“This pandemic is quite amazing. You see people walking and cooking again, doing things they haven’t done. I think the first bad thing I saw was the Great Depression and that was worse than this. There was no money. We still have money now. Money rules the world. It didn’t then. People would do anything for a cup of tea and something to eat. They didn’t ask for money. They asked for food. It was quite a different life. It was very different.”
Born in England, Saunders’ father was in the Army. “We lived all over Canada but never in the Maritimes,” she said. “I just happened to marry one. I’ve been in the Maritimes for 70 years so now I’m a Maritimer. We brought our family up in Cape Breton and then when he died, I moved to Lunenburg. That was 30 years ago.”
At the time of the Great Depression, Saunders lived in Winnipeg. “When we moved to Toronto war came so I joined the Army. I spent four years in the Army. I was overseas. It was interesting. Don’t ask me what I did in the Army because I can’t tell you that,” said Saunders laughing, “but I enjoyed it. In those days you replaced the men so they could fight. The women took over all the jobs they did. Now of course the women are on the front line like the men but no thank you. Not in my day.”
Saunders has eight children, 16 grandchildren and six great grandchildren.
When asked what has contributed to her longevity, “Just moving,” said Saunders. “I really think I don’t do anything right. I don’t diet or anything. I eat what I want and I have a drink every night. I behave myself and I walk every day. I’ve always had a dog. I’ve had five golden retrievers. When my dog died, it was pretty awful. I sort of lost my incentive to walk and this gave me another incentive to get going, so it’s all good.
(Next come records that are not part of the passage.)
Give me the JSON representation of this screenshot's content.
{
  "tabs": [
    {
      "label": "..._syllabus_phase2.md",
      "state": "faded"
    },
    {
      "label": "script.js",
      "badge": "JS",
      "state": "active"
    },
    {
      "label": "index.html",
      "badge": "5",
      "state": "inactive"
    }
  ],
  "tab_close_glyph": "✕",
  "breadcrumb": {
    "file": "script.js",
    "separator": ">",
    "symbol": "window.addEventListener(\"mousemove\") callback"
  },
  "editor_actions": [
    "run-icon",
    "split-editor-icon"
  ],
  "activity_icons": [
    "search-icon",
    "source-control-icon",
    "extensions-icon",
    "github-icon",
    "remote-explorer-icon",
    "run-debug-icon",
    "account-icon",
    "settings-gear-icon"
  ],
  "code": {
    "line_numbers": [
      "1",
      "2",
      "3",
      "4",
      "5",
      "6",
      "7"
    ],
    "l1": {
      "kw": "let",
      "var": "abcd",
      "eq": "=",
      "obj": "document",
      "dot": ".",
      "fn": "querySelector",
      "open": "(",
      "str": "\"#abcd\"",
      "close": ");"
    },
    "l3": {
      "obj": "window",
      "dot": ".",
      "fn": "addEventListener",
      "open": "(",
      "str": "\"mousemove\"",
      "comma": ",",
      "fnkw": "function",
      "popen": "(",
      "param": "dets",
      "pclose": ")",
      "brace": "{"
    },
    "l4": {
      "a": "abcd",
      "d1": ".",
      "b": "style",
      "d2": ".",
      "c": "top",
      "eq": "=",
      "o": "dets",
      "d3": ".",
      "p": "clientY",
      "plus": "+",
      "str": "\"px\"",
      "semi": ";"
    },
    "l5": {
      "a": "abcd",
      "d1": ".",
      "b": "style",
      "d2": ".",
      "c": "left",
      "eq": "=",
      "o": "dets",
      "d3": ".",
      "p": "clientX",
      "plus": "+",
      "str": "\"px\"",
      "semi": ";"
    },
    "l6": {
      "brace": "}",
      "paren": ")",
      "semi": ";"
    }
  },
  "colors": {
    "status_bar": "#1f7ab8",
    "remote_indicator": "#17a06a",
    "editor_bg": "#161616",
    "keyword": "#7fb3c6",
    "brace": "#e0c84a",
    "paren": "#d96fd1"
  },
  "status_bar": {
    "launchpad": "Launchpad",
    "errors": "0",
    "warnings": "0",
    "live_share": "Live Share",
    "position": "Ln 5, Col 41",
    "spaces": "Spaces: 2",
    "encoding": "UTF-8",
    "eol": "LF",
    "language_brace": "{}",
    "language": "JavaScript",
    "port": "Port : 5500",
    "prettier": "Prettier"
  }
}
I’ve lived a very ordinary life but it was long.”
The VON will be accepting donations in support of Joy’s walk over the next few months. To make a donation to VON in support of Joy, visit von.ca/donate-joy.